Friday, August 23, 2013

Activation Day #2

Activation Day came and went without too much excitement.  As we were driving home from the appointment, I told William that it hadn't been as exciting as I'd expected.  I think that's because I knew what would likely happen and (this part is encouraging) my brain and my ear knew what to listen for already.  That makes me hope that the learning curve won't be so steep on this second go around.

The appointment started with one of the clinic's doctoral externs, whose name I can't remember.  Amy was finishing up another appointment and joined us later on.  The extern started setting up the equipment and showed me my new processor (the external component of the implant). 

Turns out I was wrong about what will happen when I upgrade.  For now, I have a complete processor kit, just like the kit I got back in October, with two processors and a plethora of accessories.  I'll wear the processor that was activated and had to promise not to open any of the other boxes in the kit.  When the upgrade is available, we will send the entire old kit back to get the upgrade kit.  I just have to say that the company is pretty trusting with this arrangement, considering how many thousands of patients across the US are waiting for the same upgrade.

So, the extern handed me the processor and had me figure out how to put it on.  I spent about 5 minutes trying to find the spot where the processor's magnet would attach to the implant's magnet.  I have too much hair!  Sheesh.  But really, the other difficulty is that there is still some swelling from surgery one week ago, and that can also affect the connectivity.  I hope the swelling subsides soon.  We finally got it sorted out after putting a stronger magnet on.

By this point, Amy had joined us, along with yet another extern who was there to observe.  I felt a little like a specimen on a microscope.  Amy explained how the mapping process would work, which was no different from any of my previous appointments for my right ear's processor.  The extern played a series of beeps, and I had to listen.  If I could hear them, then I had to count them, anywhere from one to four beeps.  So, we did this for a while, and I again felt like a specimen responding to stimulus under observation.  William and Amy were having a highly animated conversation that looked much more interesting than what I was doing.  I could've eavesdropped but didn't since I wanted to give my full attention to the beeps.  (Lab specimen).
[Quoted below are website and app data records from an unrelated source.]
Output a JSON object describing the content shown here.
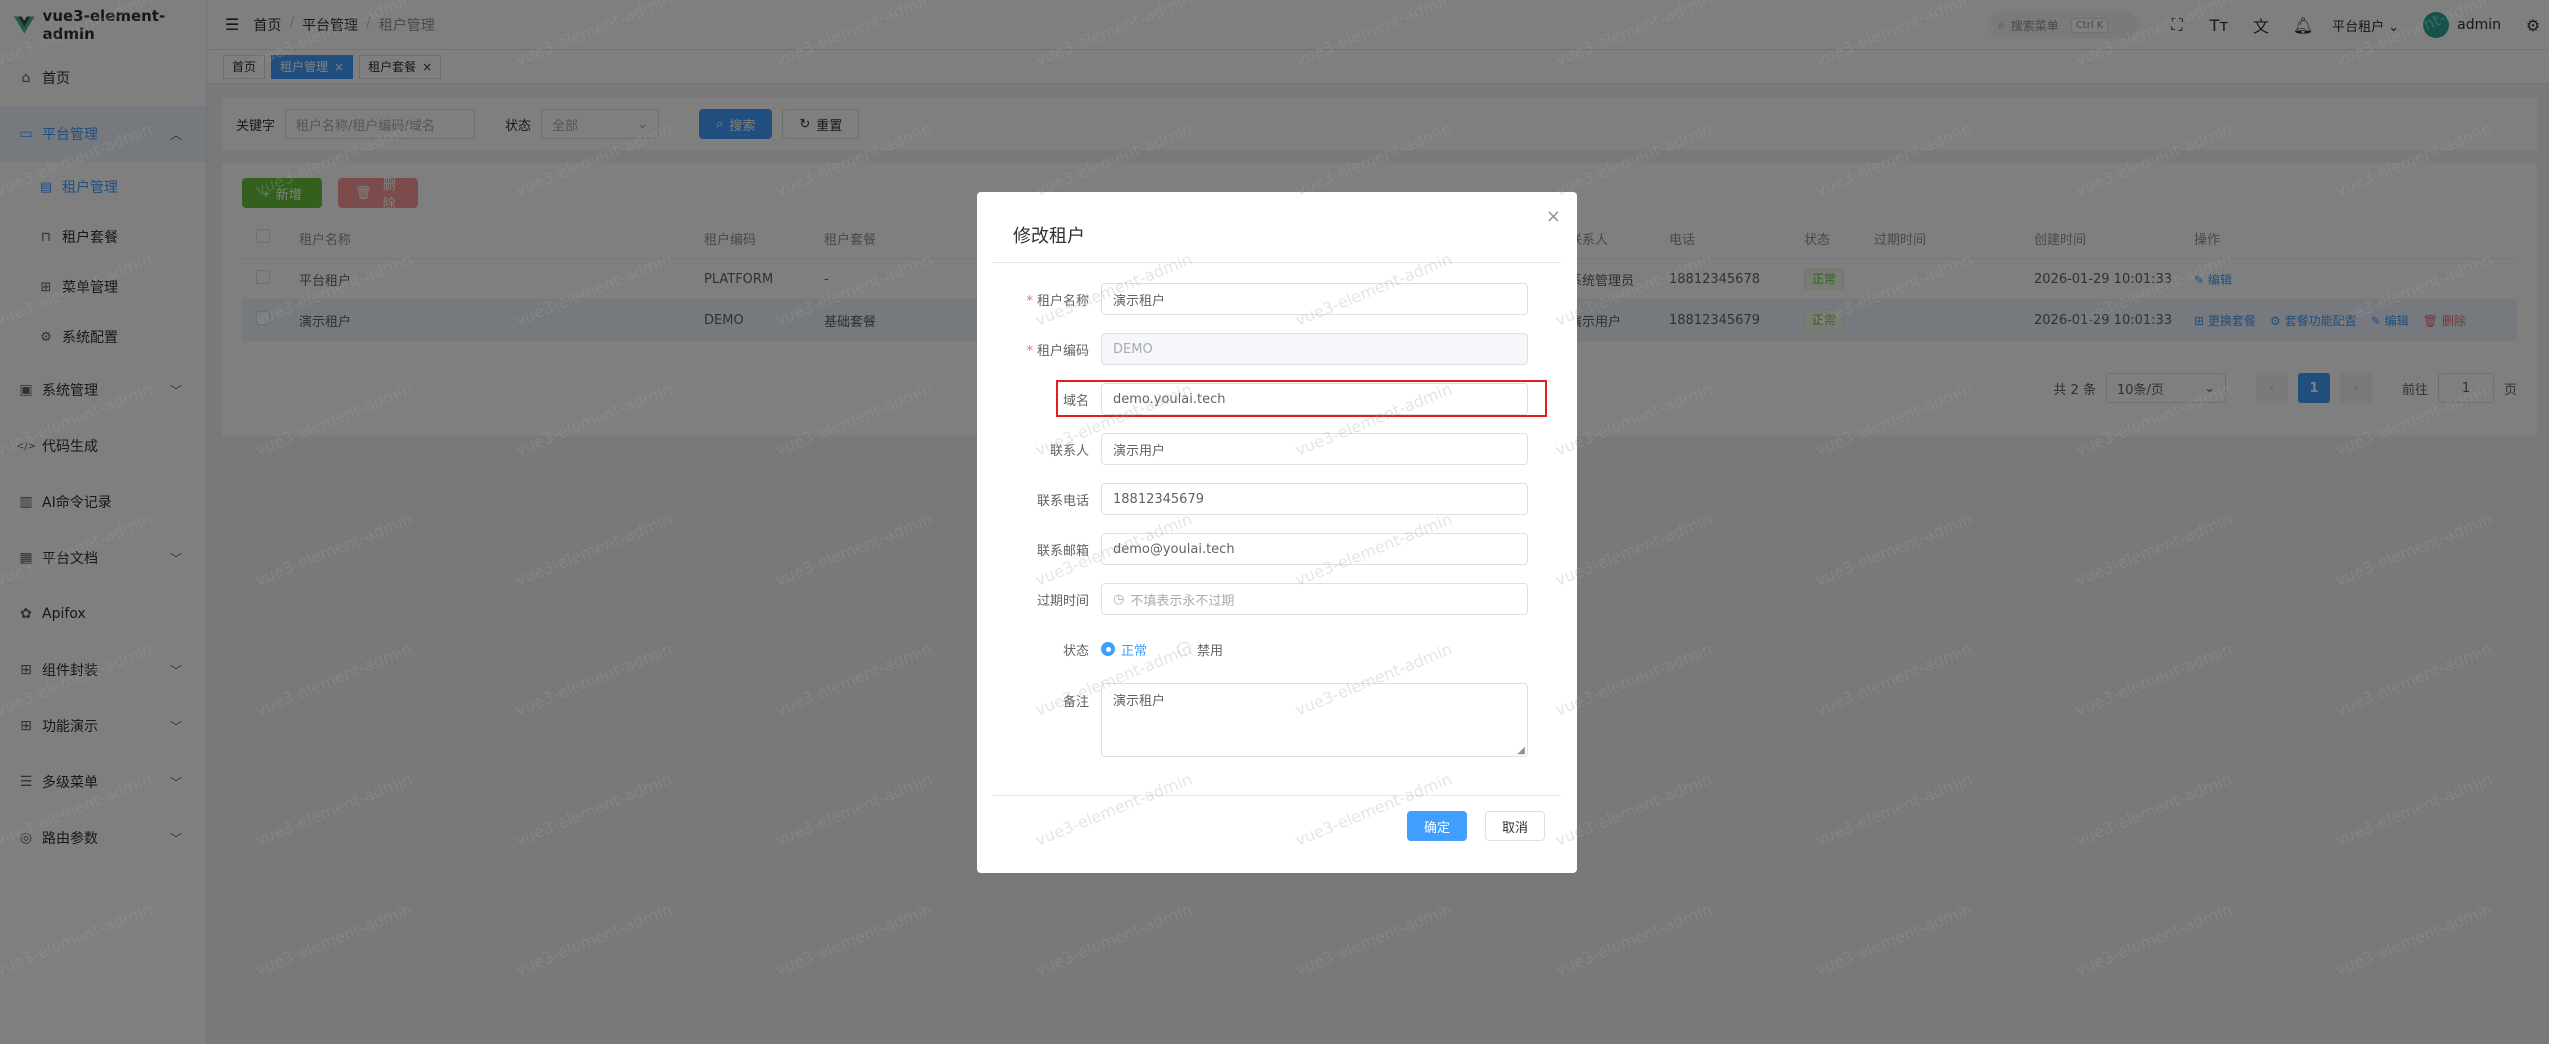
{
  "app": {
    "title": "vue3-element-admin"
  },
  "sidebar": {
    "items": [
      {
        "label": "首页",
        "icon": "home-icon"
      },
      {
        "label": "平台管理",
        "icon": "monitor-icon",
        "open": true,
        "children": [
          {
            "label": "租户管理",
            "icon": "document-icon",
            "active": true
          },
          {
            "label": "租户套餐",
            "icon": "bookmark-icon"
          },
          {
            "label": "菜单管理",
            "icon": "grid-icon"
          },
          {
            "label": "系统配置",
            "icon": "gear-icon"
          }
        ]
      },
      {
        "label": "系统管理",
        "icon": "system-icon",
        "expandable": true
      },
      {
        "label": "代码生成",
        "icon": "code-icon"
      },
      {
        "label": "AI命令记录",
        "icon": "clipboard-icon"
      },
      {
        "label": "平台文档",
        "icon": "doc-icon",
        "expandable": true
      },
      {
        "label": "Apifox",
        "icon": "apifox-icon"
      },
      {
        "label": "组件封装",
        "icon": "grid-icon",
        "expandable": true
      },
      {
        "label": "功能演示",
        "icon": "grid-icon",
        "expandable": true
      },
      {
        "label": "多级菜单",
        "icon": "tree-icon",
        "expandable": true
      },
      {
        "label": "路由参数",
        "icon": "route-icon",
        "expandable": true
      }
    ]
  },
  "header": {
    "breadcrumb": [
      "首页",
      "平台管理",
      "租户管理"
    ],
    "search_placeholder": "搜索菜单",
    "search_shortcut": "Ctrl K",
    "tenant_label": "平台租户",
    "username": "admin"
  },
  "tags": [
    {
      "label": "首页",
      "active": false,
      "closable": false
    },
    {
      "label": "租户管理",
      "active": true,
      "closable": true
    },
    {
      "label": "租户套餐",
      "active": false,
      "closable": true
    }
  ],
  "filter": {
    "keyword_label": "关键字",
    "keyword_placeholder": "租户名称/租户编码/域名",
    "status_label": "状态",
    "status_placeholder": "全部",
    "search_button": "搜索",
    "reset_button": "重置"
  },
  "toolbar": {
    "add_button": "新增",
    "delete_button": "删除"
  },
  "table": {
    "columns": [
      "租户名称",
      "租户编码",
      "租户套餐",
      "联系人",
      "电话",
      "状态",
      "过期时间",
      "创建时间",
      "操作"
    ],
    "rows": [
      {
        "name": "平台租户",
        "code": "PLATFORM",
        "plan": "-",
        "contact": "系统管理员",
        "phone": "18812345678",
        "status": "正常",
        "expire": "",
        "created": "2026-01-29 10:01:33",
        "actions": [
          "编辑"
        ]
      },
      {
        "name": "演示租户",
        "code": "DEMO",
        "plan": "基础套餐",
        "contact": "演示用户",
        "phone": "18812345679",
        "status": "正常",
        "expire": "",
        "created": "2026-01-29 10:01:33",
        "actions": [
          "更换套餐",
          "套餐功能配置",
          "编辑",
          "删除"
        ]
      }
    ]
  },
  "pagination": {
    "total_text": "共 2 条",
    "page_size": "10条/页",
    "current_page": "1",
    "goto_label": "前往",
    "goto_value": "1",
    "page_suffix": "页"
  },
  "dialog": {
    "title": "修改租户",
    "fields": {
      "name": {
        "label": "租户名称",
        "value": "演示租户",
        "required": true
      },
      "code": {
        "label": "租户编码",
        "value": "DEMO",
        "required": true,
        "disabled": true
      },
      "domain": {
        "label": "域名",
        "value": "demo.youlai.tech"
      },
      "contact": {
        "label": "联系人",
        "value": "演示用户"
      },
      "phone": {
        "label": "联系电话",
        "value": "18812345679"
      },
      "email": {
        "label": "联系邮箱",
        "value": "demo@youlai.tech"
      },
      "expire": {
        "label": "过期时间",
        "placeholder": "不填表示永不过期"
      },
      "status": {
        "label": "状态",
        "options": [
          "正常",
          "禁用"
        ],
        "selected": "正常"
      },
      "remark": {
        "label": "备注",
        "value": "演示租户"
      }
    },
    "confirm_button": "确定",
    "cancel_button": "取消"
  },
  "watermark": "vue3-element-admin",
  "colors": {
    "primary": "#409eff",
    "success": "#67c23a",
    "danger": "#f56c6c",
    "highlight": "#e02020"
  }
}
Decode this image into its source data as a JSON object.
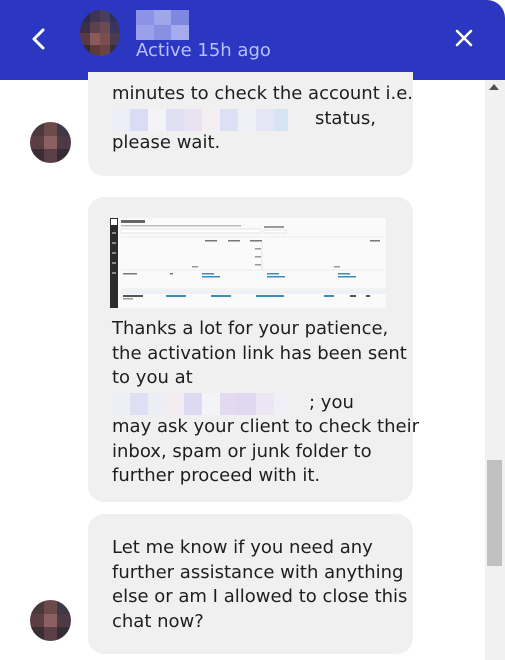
{
  "header": {
    "status": "Active 15h ago",
    "background": "#2b36c1"
  },
  "messages": [
    {
      "line1": "minutes to check the account i.e.",
      "status_word": "status,",
      "line3": "please wait."
    },
    {
      "attachment": "screenshot",
      "line1": "Thanks a lot for your patience,",
      "line2": "the activation link has been sent",
      "line3": "to you at",
      "after_email": "; you",
      "line5": "may ask your client to check their",
      "line6": "inbox, spam or junk folder to",
      "line7": "further proceed with it."
    },
    {
      "line1": "Let me know if you need any",
      "line2": "further assistance with anything",
      "line3": "else or am I allowed to close this",
      "line4": "chat now?"
    }
  ],
  "icons": {
    "back": "chevron-left-icon",
    "close": "close-icon"
  },
  "colors": {
    "bubble": "#f0f0f0",
    "status_text": "#b9c0ff"
  }
}
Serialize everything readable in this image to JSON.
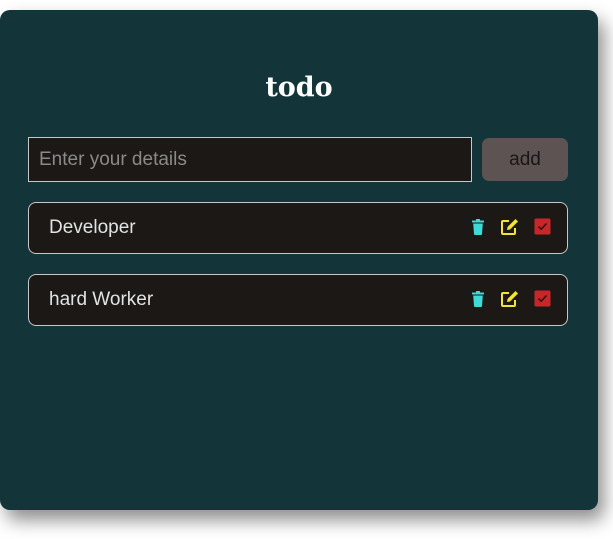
{
  "app": {
    "title": "todo"
  },
  "input": {
    "placeholder": "Enter your details",
    "value": ""
  },
  "add_button": {
    "label": "add"
  },
  "items": [
    {
      "label": "Developer",
      "completed": true
    },
    {
      "label": "hard Worker",
      "completed": true
    }
  ],
  "icons": {
    "delete": "trash-icon",
    "edit": "edit-icon",
    "complete": "checkbox-icon"
  },
  "colors": {
    "background": "#133438",
    "item_background": "#1b1815",
    "trash": "#3ddad7",
    "edit": "#f5e23a",
    "checkbox": "#c8272a",
    "button": "#5d5352"
  }
}
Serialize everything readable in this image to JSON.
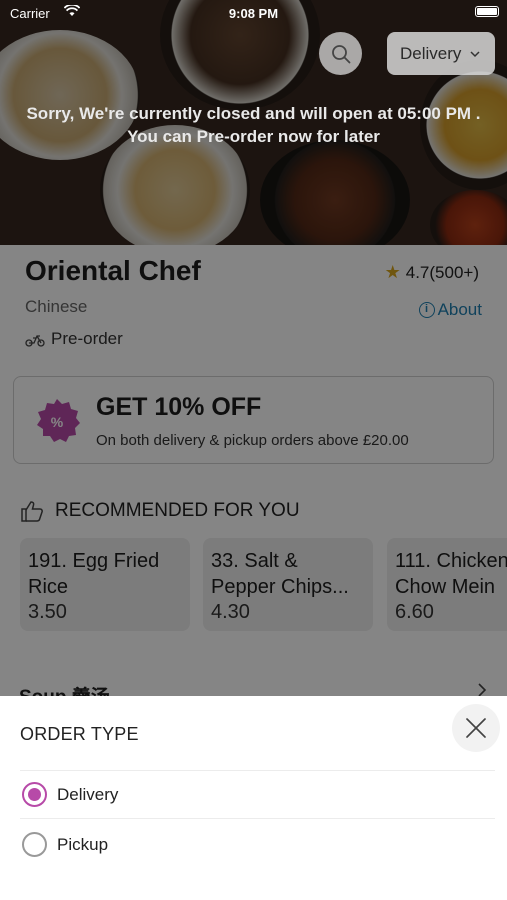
{
  "statusbar": {
    "carrier": "Carrier",
    "time": "9:08 PM"
  },
  "header": {
    "order_type_label": "Delivery"
  },
  "closed_message": {
    "line1": "Sorry, We're currently closed and will open at 05:00 PM .",
    "line2": "You can Pre-order now for later"
  },
  "restaurant": {
    "name": "Oriental Chef",
    "cuisine": "Chinese",
    "rating": "4.7(500+)",
    "about_label": "About",
    "preorder_label": "Pre-order"
  },
  "offer": {
    "badge_symbol": "%",
    "title": "GET 10% OFF",
    "subtitle": "On both delivery & pickup orders above £20.00"
  },
  "recommended": {
    "heading": "RECOMMENDED FOR YOU",
    "items": [
      {
        "name": "191. Egg Fried Rice",
        "price": "3.50"
      },
      {
        "name": "33. Salt & Pepper Chips...",
        "price": "4.30"
      },
      {
        "name": "111. Chicken Chow Mein",
        "price": "6.60"
      }
    ]
  },
  "menu": {
    "first_category": "Soup 羹汤"
  },
  "order_sheet": {
    "title": "ORDER TYPE",
    "options": [
      {
        "label": "Delivery",
        "selected": true
      },
      {
        "label": "Pickup",
        "selected": false
      }
    ]
  },
  "colors": {
    "accent": "#b74aa8",
    "link": "#1f7fb0",
    "star": "#d7a51e"
  }
}
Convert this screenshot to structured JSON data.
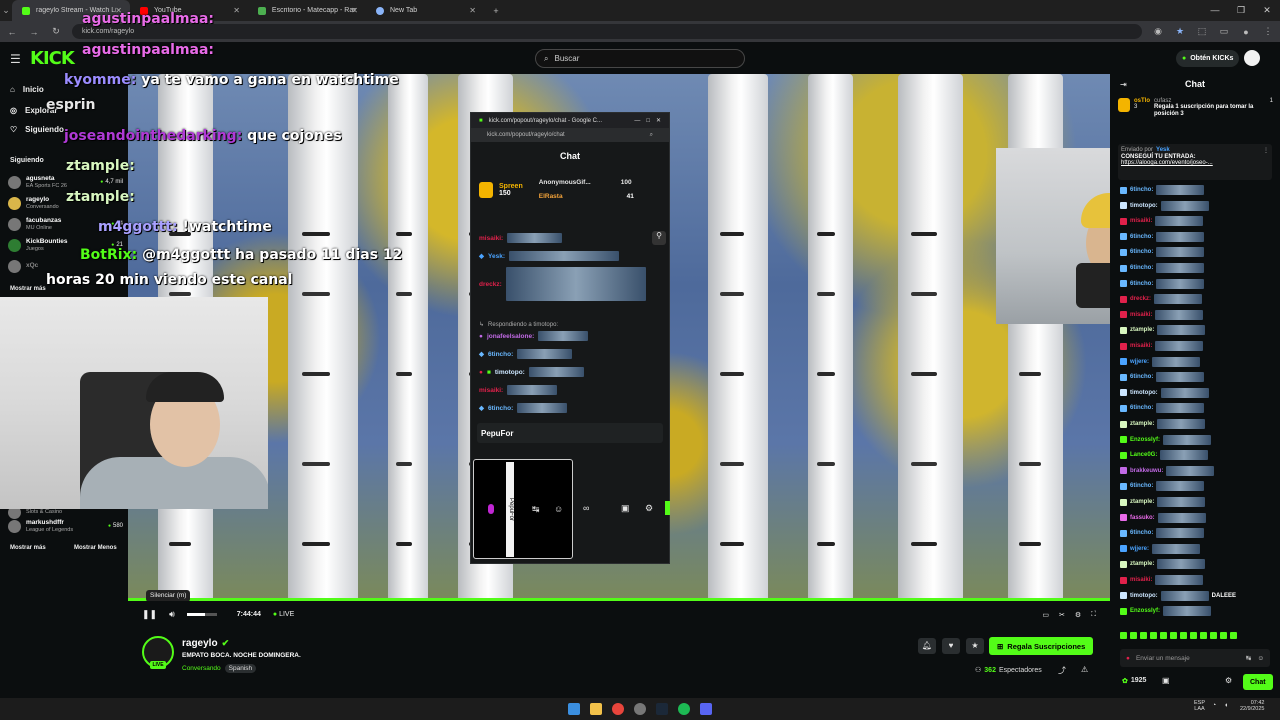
{
  "browser": {
    "tabs": [
      {
        "label": "rageylo Stream - Watch Live on Kick",
        "active": true,
        "color": "#53fc18"
      },
      {
        "label": "YouTube",
        "active": false,
        "color": "#ff0000"
      },
      {
        "label": "Escritorio - Matecapp - Ranking",
        "active": false,
        "color": "#4caf50"
      },
      {
        "label": "New Tab",
        "active": false,
        "color": "#8ab4f8"
      }
    ],
    "url": "kick.com/rageylo"
  },
  "header": {
    "logo": "KICK",
    "search_placeholder": "Buscar",
    "obtain_button": "Obtén KICKs"
  },
  "sidebar": {
    "nav": [
      {
        "label": "Inicio",
        "icon": "home-icon"
      },
      {
        "label": "Explorar",
        "icon": "compass-icon"
      },
      {
        "label": "Siguiendo",
        "icon": "heart-icon"
      }
    ],
    "following_title": "Siguiendo",
    "following": [
      {
        "name": "agusneta",
        "sub": "EA Sports FC 26",
        "count": "4,7 mil"
      },
      {
        "name": "rageylo",
        "sub": "Conversando",
        "count": ""
      },
      {
        "name": "facubanzas",
        "sub": "MU Online",
        "count": "34"
      },
      {
        "name": "KickBounties",
        "sub": "Juegos",
        "count": "21"
      },
      {
        "name": "xQc",
        "sub": "",
        "count": ""
      }
    ],
    "show_more_top": "Mostrar más",
    "following_bottom": [
      {
        "name": "",
        "sub": "Slots & Casino",
        "count": ""
      },
      {
        "name": "markushdffr",
        "sub": "League of Legends",
        "count": "580"
      }
    ],
    "show_more": "Mostrar más",
    "show_less": "Mostrar Menos"
  },
  "stream_overlay": {
    "lines": [
      {
        "user": "agustinpaalmaa:",
        "text": "",
        "color": "#e86be8"
      },
      {
        "user": "agustinpaalmaa:",
        "text": "",
        "color": "#e86be8"
      },
      {
        "user": "kyomme:",
        "text": "ya te vamo a gana en watchtime",
        "color": "#9b8cff"
      },
      {
        "user": "esprin",
        "text": "",
        "color": "#ffffff"
      },
      {
        "user": "joseandointhedarking:",
        "text": "que cojones",
        "color": "#b03ad6"
      },
      {
        "user": "ztample:",
        "text": "",
        "color": "#d8f7c0"
      },
      {
        "user": "ztample:",
        "text": "",
        "color": "#d8f7c0"
      },
      {
        "user": "m4ggottt:",
        "text": "!watchtime",
        "color": "#a8a0ff"
      },
      {
        "user": "BotRix:",
        "text": "@m4ggottt ha pasado 11 dias 12",
        "color": "#53fc18"
      },
      {
        "user": "",
        "text": "horas 20 min viendo este canal",
        "color": "#ffffff"
      }
    ]
  },
  "popout": {
    "window_title": "kick.com/popout/rageylo/chat - Google C...",
    "url": "kick.com/popout/rageylo/chat",
    "chat_title": "Chat",
    "leader_top": {
      "name": "Spreen",
      "value": "150"
    },
    "leader_right": [
      {
        "name": "AnonymousGif...",
        "value": "100"
      },
      {
        "name": "ElRasta",
        "value": "41"
      }
    ],
    "lines": [
      {
        "user": "misaiki:",
        "color": "#e0214b"
      },
      {
        "user": "Yesk:",
        "color": "#4aa3ff"
      },
      {
        "user": "dreckz:",
        "color": "#e0214b"
      },
      {
        "user": "Respondiendo a timotopo:",
        "color": "#aaaaaa"
      },
      {
        "user": "jonafeelsalone:",
        "color": "#c26ae6"
      },
      {
        "user": "6tincho:",
        "color": "#69b8ff"
      },
      {
        "user": "timotopo:",
        "color": "#cce6ff"
      },
      {
        "user": "misaiki:",
        "color": "#e0214b"
      },
      {
        "user": "6tincho:",
        "color": "#69b8ff"
      }
    ],
    "input_user": "PepuFor",
    "vertical_text": "PepuFor"
  },
  "player": {
    "tooltip": "Silenciar (m)",
    "time": "7:44:44",
    "live_label": "LIVE",
    "volume": 0.6
  },
  "channel": {
    "name": "rageylo",
    "title": "EMPATO BOCA. NOCHE DOMINGERA.",
    "category": "Conversando",
    "language": "Spanish",
    "subscribe_button": "Regala Suscripciones",
    "viewers": "362",
    "viewers_label": "Espectadores",
    "live_badge": "LIVE"
  },
  "chat": {
    "title": "Chat",
    "pinned_user": "osTlo",
    "pinned_count": "3",
    "pinned_sub_user": "cufasz",
    "pinned_sub_count": "1",
    "gift_text": "Regala 1 suscripción para tomar la posición 3",
    "sent_by_label": "Enviado por",
    "sent_by_user": "Yesk",
    "announce": "CONSEGUÍ TU ENTRADA:",
    "announce_link": "https://alooga.com/evento/joseo-...",
    "messages": [
      {
        "user": "6tincho:",
        "color": "#69b8ff"
      },
      {
        "user": "timotopo:",
        "color": "#cce6ff"
      },
      {
        "user": "misaiki:",
        "color": "#e0214b"
      },
      {
        "user": "6tincho:",
        "color": "#69b8ff"
      },
      {
        "user": "6tincho:",
        "color": "#69b8ff"
      },
      {
        "user": "6tincho:",
        "color": "#69b8ff"
      },
      {
        "user": "6tincho:",
        "color": "#69b8ff"
      },
      {
        "user": "dreckz:",
        "color": "#e0214b"
      },
      {
        "user": "misaiki:",
        "color": "#e0214b"
      },
      {
        "user": "ztample:",
        "color": "#d8f7c0"
      },
      {
        "user": "misaiki:",
        "color": "#e0214b"
      },
      {
        "user": "wjjere:",
        "color": "#4aa3ff"
      },
      {
        "user": "6tincho:",
        "color": "#69b8ff"
      },
      {
        "user": "timotopo:",
        "color": "#cce6ff"
      },
      {
        "user": "6tincho:",
        "color": "#69b8ff"
      },
      {
        "user": "ztample:",
        "color": "#d8f7c0"
      },
      {
        "user": "Enzosslyf:",
        "color": "#53fc18"
      },
      {
        "user": "Lance0G:",
        "color": "#53fc18"
      },
      {
        "user": "brakkeuwu:",
        "color": "#c26ae6"
      },
      {
        "user": "6tincho:",
        "color": "#69b8ff"
      },
      {
        "user": "ztample:",
        "color": "#d8f7c0"
      },
      {
        "user": "fassuko:",
        "color": "#e86be8"
      },
      {
        "user": "6tincho:",
        "color": "#69b8ff"
      },
      {
        "user": "wjjere:",
        "color": "#4aa3ff"
      },
      {
        "user": "ztample:",
        "color": "#d8f7c0"
      },
      {
        "user": "misaiki:",
        "color": "#e0214b"
      },
      {
        "user": "timotopo:",
        "color": "#cce6ff"
      },
      {
        "user": "Enzosslyf:",
        "color": "#53fc18"
      }
    ],
    "last_message_text": "DALEEE",
    "input_placeholder": "Enviar un mensaje",
    "points": "1925",
    "send_button": "Chat"
  },
  "taskbar": {
    "lang": "ESP",
    "lang_sub": "LAA",
    "time": "07:42",
    "date": "22/9/2025"
  },
  "colors": {
    "accent": "#53fc18",
    "bg": "#0b0e0f"
  }
}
Finally the mapping part was done, and Amy said that they were going to turn it on.  So, they did!  And I could hear little tiny sounds.  I emphasize that they were tiny.  The only reason that I knew they were sounds is because I remembered my first appointment, and how I had a magic moment when I realized that I was hearing for the first time.  Amy started talking, and right away I heard her voice.  It was very faint but distinctively Amy's. 

With all the exciting stuff out of the way, Amy turned to William and said, "Now it's your turn to talk."  Then it was William's turn to feel like a lab rat!  So, he started talking about our vegetable garden, and I provided feedback about how he sounded. (Not terribly intelligible, which was not his fault.)  Poor guy eventually got drowned out by my explanation about the current state of the garden and then subsequent questions and other funny gardening stories from the audiologists.  Who knew there was so much to say about eggplant and okra?  I bet William didn't!

Despite all of this, Amy was encouraged by how I was doing, so she had me and William do another experiment.  He covered his mouth and listed colors one by one, and I had to guess which color he was saying.  Ugh.  Too hard!  I think that I heard "purple" and "yellow," and the rest were too hard to distinguish.  "Black" and "white" sounded too similar to tell them apart.  Funny, no?

And that was pretty much it for the appointment.  I thought it went well, even though I've pretty much gotten the routine down by now.  My homework is to go without the processor in my right ear for an hour or two and to practice listening with my left ear alone.  I'm also supposed to practice turning the volume up incrementally to increase my listening tolerance.

I go back in two weeks for more fine tuning.  The miracle continues to unfold slowly.

1 comment:

  1. I'm so glad you didn't have vertigo this time! I want to see pictures of this amazing vegetable garden, too. :)